Lately, Nic and I have adopted a Q&A style to structure our speaking events, with me playing the Jeremy Paxman role, eliciting information from Nic in a series of frank, no holds barred questions. It works well, especially in today’s context, where the focus is very much on the caring experience.
We know the story, how it started, how the neglect set in at A&E, how the blood tests were delayed, how Nic suffered too because of the terror of my Sepsis and the late term of her pregnancy. We go through it, stage by stage, and I ask questions like, ‘How did that make you feel, when they told you I would probably die?’ and ‘How on earth did you hold it all together?’

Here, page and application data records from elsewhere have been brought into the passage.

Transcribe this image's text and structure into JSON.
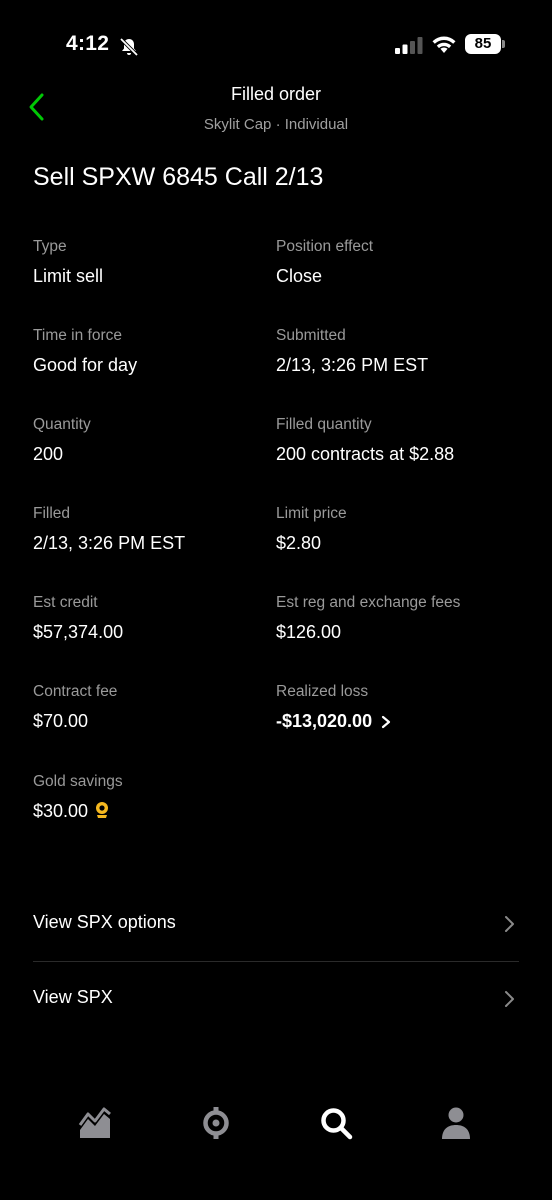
{
  "status_bar": {
    "time": "4:12",
    "battery": "85"
  },
  "header": {
    "title": "Filled order",
    "subtitle": "Skylit Cap · Individual"
  },
  "order_title": "Sell SPXW 6845 Call 2/13",
  "details": {
    "type": {
      "label": "Type",
      "value": "Limit sell"
    },
    "position_effect": {
      "label": "Position effect",
      "value": "Close"
    },
    "time_in_force": {
      "label": "Time in force",
      "value": "Good for day"
    },
    "submitted": {
      "label": "Submitted",
      "value": "2/13, 3:26 PM EST"
    },
    "quantity": {
      "label": "Quantity",
      "value": "200"
    },
    "filled_quantity": {
      "label": "Filled quantity",
      "value": "200 contracts at $2.88"
    },
    "filled": {
      "label": "Filled",
      "value": "2/13, 3:26 PM EST"
    },
    "limit_price": {
      "label": "Limit price",
      "value": "$2.80"
    },
    "est_credit": {
      "label": "Est credit",
      "value": "$57,374.00"
    },
    "est_fees": {
      "label": "Est reg and exchange fees",
      "value": "$126.00"
    },
    "contract_fee": {
      "label": "Contract fee",
      "value": "$70.00"
    },
    "realized_loss": {
      "label": "Realized loss",
      "value": "-$13,020.00"
    },
    "gold_savings": {
      "label": "Gold savings",
      "value": "$30.00"
    }
  },
  "links": {
    "view_options": "View SPX options",
    "view_spx": "View SPX"
  },
  "bottom_nav": [
    "chart-icon",
    "crypto-icon",
    "search-icon",
    "account-icon"
  ],
  "colors": {
    "accent_green": "#00c805",
    "gold": "#f5b81f",
    "label_gray": "#9a9a9a"
  }
}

We’re honest with each other, whether we’re speaking in private, or in public. There’s a lot of trust, a very creative partnership, because deep down Nic and I both know we’re pretty much unbreakable as individuals and as a couple. It didn’t faze me that time she told an audience about the day she actually left me, post Sepsis, for an afternoon, with no plans to come back home. I never knew it, until she spoke about it publicly. And today, as I probe her about the immediate pressure she was under as a carer, I can sense this is sensitive ground we’re treading on.
Imagine what she went through. Put yourself in Nic’s situation. The man you have changed everything in your life for, the man you love, the father of your children, suddenly at the point of dying. Or, perhaps living on, but horribly disabled. You are days away from giving birth to his son, he’s in a coma, his whole body is turning black.

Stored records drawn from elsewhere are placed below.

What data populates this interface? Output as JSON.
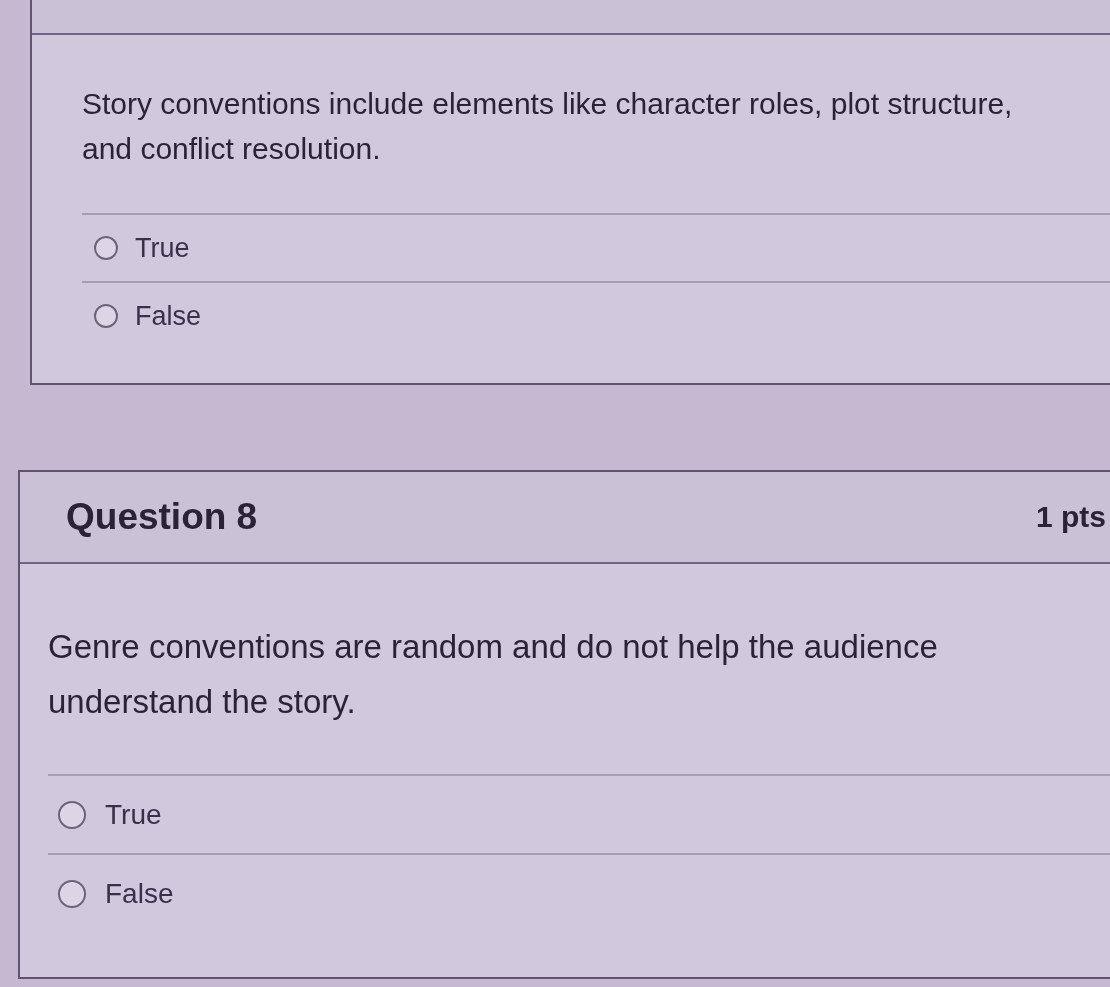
{
  "questions": [
    {
      "text": "Story conventions include elements like character roles, plot structure, and conflict resolution.",
      "options": [
        {
          "label": "True",
          "selected": false
        },
        {
          "label": "False",
          "selected": false
        }
      ]
    },
    {
      "title": "Question 8",
      "points": "1 pts",
      "text": "Genre conventions are random and do not help the audience understand the story.",
      "options": [
        {
          "label": "True",
          "selected": false
        },
        {
          "label": "False",
          "selected": false
        }
      ]
    }
  ]
}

Resilience. From second to second, from minute to minute, from hour to hour, day to day, she carried on and found her way through the crisis. Walked through a hundred miles of a burning cornfield.
“You take one day at a time, praying the next one won’t be as bad as the last. You look for positive signs. It seemed to me, if Tom was still clinging to life, doing everything he could in his coma to survive, and beat Sepsis, then why shouldn’t I? In that way, even though he was unconscious, we gained a lot of strength from each other.”
I like to tell our audiences that Nic drove over 10,000 miles visiting me in hospital during the period of my illness and recovery. That’s ten thousand miles. It reminds me that she must have thought I was worth saving, that I have a lot to live up to, that I mustn’t waste a second of the gift she has given me – which is the life I have left. As damaged and disabled as I am, I find joy, reassurance and a rewarding sense of perfection in this relationship I have with this other person. It sustains me.
Applause. I’m the one clapping loudest with my false hands.
We drive back to Rutland through the snow, through the night. Headlights, dazzling. Traffic jams, motorway stop, motorway go. The soothing banality of the service station, the familiar emptiness in the sound of BBC Radio 4. Life is a cleverly formatted half-hour comedy drama extended over seventy years. This romance is forever. A million cars go by, a billion different lives, a trillion breaths drawn in the darkness all around. Every one of us, hoping for a happy ending.
As we pass by the shore of Rutland Water, on the way home, the same Ospreys looking down, at our insignificant little red car. They move swiftly to their nest, high in the trees, disappearing into winter darkness.
Snow. Ice. A black and bitter midnight laid out on Rutland Water. Asleep now, in a frozen landscape. Nature understands. Two hearts beating. Beating on.
Then, there are no more words.